What the task requires:
Please repeat each of the records that follow, exactly as written.

Excerpts from an interface dataset:
========
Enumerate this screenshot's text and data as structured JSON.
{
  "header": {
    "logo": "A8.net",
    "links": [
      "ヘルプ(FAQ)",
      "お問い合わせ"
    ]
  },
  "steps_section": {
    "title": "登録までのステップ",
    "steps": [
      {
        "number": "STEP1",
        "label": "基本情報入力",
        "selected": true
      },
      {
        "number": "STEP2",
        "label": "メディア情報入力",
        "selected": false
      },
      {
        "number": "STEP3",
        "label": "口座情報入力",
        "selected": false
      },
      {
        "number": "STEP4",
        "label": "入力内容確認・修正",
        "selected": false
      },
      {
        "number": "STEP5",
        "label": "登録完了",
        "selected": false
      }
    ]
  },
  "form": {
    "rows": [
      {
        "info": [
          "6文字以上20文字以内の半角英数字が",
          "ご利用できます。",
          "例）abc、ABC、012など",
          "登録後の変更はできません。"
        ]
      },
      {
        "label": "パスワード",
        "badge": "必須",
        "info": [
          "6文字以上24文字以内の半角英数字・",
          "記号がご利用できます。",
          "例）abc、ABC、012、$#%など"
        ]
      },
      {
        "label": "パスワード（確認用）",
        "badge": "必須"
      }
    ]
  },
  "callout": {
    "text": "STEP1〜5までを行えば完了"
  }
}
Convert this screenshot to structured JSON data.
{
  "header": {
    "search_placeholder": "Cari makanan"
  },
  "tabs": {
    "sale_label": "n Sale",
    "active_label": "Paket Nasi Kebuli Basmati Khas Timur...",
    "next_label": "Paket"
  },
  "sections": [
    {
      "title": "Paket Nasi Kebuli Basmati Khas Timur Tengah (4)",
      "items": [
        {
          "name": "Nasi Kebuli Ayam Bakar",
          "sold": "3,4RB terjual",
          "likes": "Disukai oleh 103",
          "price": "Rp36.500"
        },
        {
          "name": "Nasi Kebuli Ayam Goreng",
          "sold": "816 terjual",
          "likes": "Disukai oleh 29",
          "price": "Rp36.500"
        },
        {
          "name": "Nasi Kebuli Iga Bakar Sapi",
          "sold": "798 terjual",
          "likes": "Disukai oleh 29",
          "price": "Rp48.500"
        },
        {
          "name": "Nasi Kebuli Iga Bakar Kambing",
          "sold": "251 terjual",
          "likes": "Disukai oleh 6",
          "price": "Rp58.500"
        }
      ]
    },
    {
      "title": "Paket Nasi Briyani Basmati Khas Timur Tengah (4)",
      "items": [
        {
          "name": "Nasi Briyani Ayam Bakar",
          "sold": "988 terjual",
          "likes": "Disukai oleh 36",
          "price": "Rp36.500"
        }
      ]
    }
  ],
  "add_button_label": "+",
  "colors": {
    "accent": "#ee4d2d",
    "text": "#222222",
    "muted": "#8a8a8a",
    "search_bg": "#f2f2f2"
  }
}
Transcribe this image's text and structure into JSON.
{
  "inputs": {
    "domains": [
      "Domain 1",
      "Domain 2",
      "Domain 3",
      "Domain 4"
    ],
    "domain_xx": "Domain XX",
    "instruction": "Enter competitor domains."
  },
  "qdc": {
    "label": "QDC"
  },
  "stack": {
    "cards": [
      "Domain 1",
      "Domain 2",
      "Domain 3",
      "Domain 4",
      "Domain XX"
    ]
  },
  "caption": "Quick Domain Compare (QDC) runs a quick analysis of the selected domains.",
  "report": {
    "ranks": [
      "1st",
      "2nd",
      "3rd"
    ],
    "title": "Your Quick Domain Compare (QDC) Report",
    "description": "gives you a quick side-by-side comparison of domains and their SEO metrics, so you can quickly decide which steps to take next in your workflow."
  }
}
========
The answer:
Enumerate this screenshot's text and data as structured JSON.
{
  "header": {
    "logo": "A8.net",
    "links": [
      "ヘルプ(FAQ)",
      "お問い合わせ"
    ]
  },
  "steps_section": {
    "title": "登録までのステップ",
    "steps": [
      {
        "number": "STEP1",
        "label": "基本情報入力",
        "selected": true
      },
      {
        "number": "STEP2",
        "label": "メディア情報入力",
        "selected": false
      },
      {
        "number": "STEP3",
        "label": "口座情報入力",
        "selected": false
      },
      {
        "number": "STEP4",
        "label": "入力内容確認・修正",
        "selected": false
      },
      {
        "number": "STEP5",
        "label": "登録完了",
        "selected": false
      }
    ]
  },
  "form": {
    "rows": [
      {
        "info": [
          "6文字以上20文字以内の半角英数字が",
          "ご利用できます。",
          "例）abc、ABC、012など",
          "登録後の変更はできません。"
        ]
      },
      {
        "label": "パスワード",
        "badge": "必須",
        "info": [
          "6文字以上24文字以内の半角英数字・",
          "記号がご利用できます。",
          "例）abc、ABC、012、$#%など"
        ]
      },
      {
        "label": "パスワード（確認用）",
        "badge": "必須"
      }
    ]
  },
  "callout": {
    "text": "STEP1〜5までを行えば完了"
  }
}
Convert this screenshot to structured JSON data.
{
  "header": {
    "search_placeholder": "Cari makanan"
  },
  "tabs": {
    "sale_label": "n Sale",
    "active_label": "Paket Nasi Kebuli Basmati Khas Timur...",
    "next_label": "Paket"
  },
  "sections": [
    {
      "title": "Paket Nasi Kebuli Basmati Khas Timur Tengah (4)",
      "items": [
        {
          "name": "Nasi Kebuli Ayam Bakar",
          "sold": "3,4RB terjual",
          "likes": "Disukai oleh 103",
          "price": "Rp36.500"
        },
        {
          "name": "Nasi Kebuli Ayam Goreng",
          "sold": "816 terjual",
          "likes": "Disukai oleh 29",
          "price": "Rp36.500"
        },
        {
          "name": "Nasi Kebuli Iga Bakar Sapi",
          "sold": "798 terjual",
          "likes": "Disukai oleh 29",
          "price": "Rp48.500"
        },
        {
          "name": "Nasi Kebuli Iga Bakar Kambing",
          "sold": "251 terjual",
          "likes": "Disukai oleh 6",
          "price": "Rp58.500"
        }
      ]
    },
    {
      "title": "Paket Nasi Briyani Basmati Khas Timur Tengah (4)",
      "items": [
        {
          "name": "Nasi Briyani Ayam Bakar",
          "sold": "988 terjual",
          "likes": "Disukai oleh 36",
          "price": "Rp36.500"
        }
      ]
    }
  ],
  "add_button_label": "+",
  "colors": {
    "accent": "#ee4d2d",
    "text": "#222222",
    "muted": "#8a8a8a",
    "search_bg": "#f2f2f2"
  }
}
Transcribe this image's text and structure into JSON.
{
  "inputs": {
    "domains": [
      "Domain 1",
      "Domain 2",
      "Domain 3",
      "Domain 4"
    ],
    "domain_xx": "Domain XX",
    "instruction": "Enter competitor domains."
  },
  "qdc": {
    "label": "QDC"
  },
  "stack": {
    "cards": [
      "Domain 1",
      "Domain 2",
      "Domain 3",
      "Domain 4",
      "Domain XX"
    ]
  },
  "caption": "Quick Domain Compare (QDC) runs a quick analysis of the selected domains.",
  "report": {
    "ranks": [
      "1st",
      "2nd",
      "3rd"
    ],
    "title": "Your Quick Domain Compare (QDC) Report",
    "description": "gives you a quick side-by-side comparison of domains and their SEO metrics, so you can quickly decide which steps to take next in your workflow."
  }
}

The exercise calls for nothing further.